HSPBA represents more than 16,000 front-line health workers in more than 100 specialized disciplines that provide diagnostic, clinical and rehabilitation services and range from medical laboratory technologists to physiotherapists to social workers. It is led by the Health Sciences Association (HSA) and covers several unions including BC Government and Service Employees’ Union, Canadian Union of Public Employees, Professional Employees Association and Hospital Employees’ Union.

“This agreement meets our shared objectives for stability in the health care system, and recognizes the importance of a commitment to recruitment and retention,” said Val Avery, HSA president, in a press release.

The deal gives workers a 5.5 per cent wage increase over the term of the contract, with potential for additional increases if the BC economy exceeds the annual forecasts set by the Economic Forecast Council (BC).

“Reaching a longer-term agreement provides stability for employees, employers and the British Columbians who depend on the important services this sector delivers,” said finance minister Michael de Jong in a media release. “The agreement also protects taxpayers by ensuring that any additional wage increases will be tied to real growth in the economy.”

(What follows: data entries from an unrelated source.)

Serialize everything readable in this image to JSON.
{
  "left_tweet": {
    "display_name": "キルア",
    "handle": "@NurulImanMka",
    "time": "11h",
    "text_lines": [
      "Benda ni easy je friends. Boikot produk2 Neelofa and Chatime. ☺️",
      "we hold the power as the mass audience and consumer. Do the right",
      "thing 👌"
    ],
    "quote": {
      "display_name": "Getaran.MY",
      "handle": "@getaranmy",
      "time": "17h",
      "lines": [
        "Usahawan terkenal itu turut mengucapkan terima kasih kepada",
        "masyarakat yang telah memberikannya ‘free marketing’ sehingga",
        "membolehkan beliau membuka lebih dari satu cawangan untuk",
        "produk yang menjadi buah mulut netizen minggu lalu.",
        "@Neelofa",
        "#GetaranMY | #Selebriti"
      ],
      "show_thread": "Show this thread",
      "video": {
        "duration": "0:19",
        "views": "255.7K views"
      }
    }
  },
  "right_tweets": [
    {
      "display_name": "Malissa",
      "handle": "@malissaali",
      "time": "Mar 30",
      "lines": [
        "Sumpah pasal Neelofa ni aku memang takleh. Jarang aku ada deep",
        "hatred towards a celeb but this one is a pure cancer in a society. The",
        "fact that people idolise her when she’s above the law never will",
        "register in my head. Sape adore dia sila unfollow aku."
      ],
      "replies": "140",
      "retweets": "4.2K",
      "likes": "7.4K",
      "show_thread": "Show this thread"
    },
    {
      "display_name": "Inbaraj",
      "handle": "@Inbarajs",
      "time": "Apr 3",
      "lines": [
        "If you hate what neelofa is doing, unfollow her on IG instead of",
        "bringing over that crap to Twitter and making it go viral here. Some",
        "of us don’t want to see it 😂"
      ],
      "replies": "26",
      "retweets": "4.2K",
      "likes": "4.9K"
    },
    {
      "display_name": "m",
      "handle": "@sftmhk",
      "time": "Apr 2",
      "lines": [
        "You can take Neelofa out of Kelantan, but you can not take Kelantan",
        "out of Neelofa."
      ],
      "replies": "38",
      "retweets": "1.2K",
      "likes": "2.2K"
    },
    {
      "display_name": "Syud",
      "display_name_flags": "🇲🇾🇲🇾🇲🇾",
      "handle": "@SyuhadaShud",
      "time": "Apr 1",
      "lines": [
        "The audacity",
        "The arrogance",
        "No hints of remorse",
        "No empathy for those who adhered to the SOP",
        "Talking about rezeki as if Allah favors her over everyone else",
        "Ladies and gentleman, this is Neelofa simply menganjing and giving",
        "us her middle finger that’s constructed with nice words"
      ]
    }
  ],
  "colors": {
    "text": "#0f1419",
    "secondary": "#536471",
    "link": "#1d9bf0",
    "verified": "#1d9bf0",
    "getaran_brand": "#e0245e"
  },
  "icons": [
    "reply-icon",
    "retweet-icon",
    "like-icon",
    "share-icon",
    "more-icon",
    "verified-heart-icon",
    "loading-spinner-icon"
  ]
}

According the ministry of finance the government’s economic stability mandate provides public-sector employers the ability to negotiate longer-term agreements and offers employees an opportunity to participate in the province’s economic growth.

“This agreement is unique to the needs of the employers and employees, and I expect we will see that pattern continue with subsequent agreements,” said de Jong. “It is the product of give-and-take at the bargaining table, but it reflects the common desire to support and improve the delivery of quality services at an affordable and manageable cost to taxpayers within the government’s balanced budget.”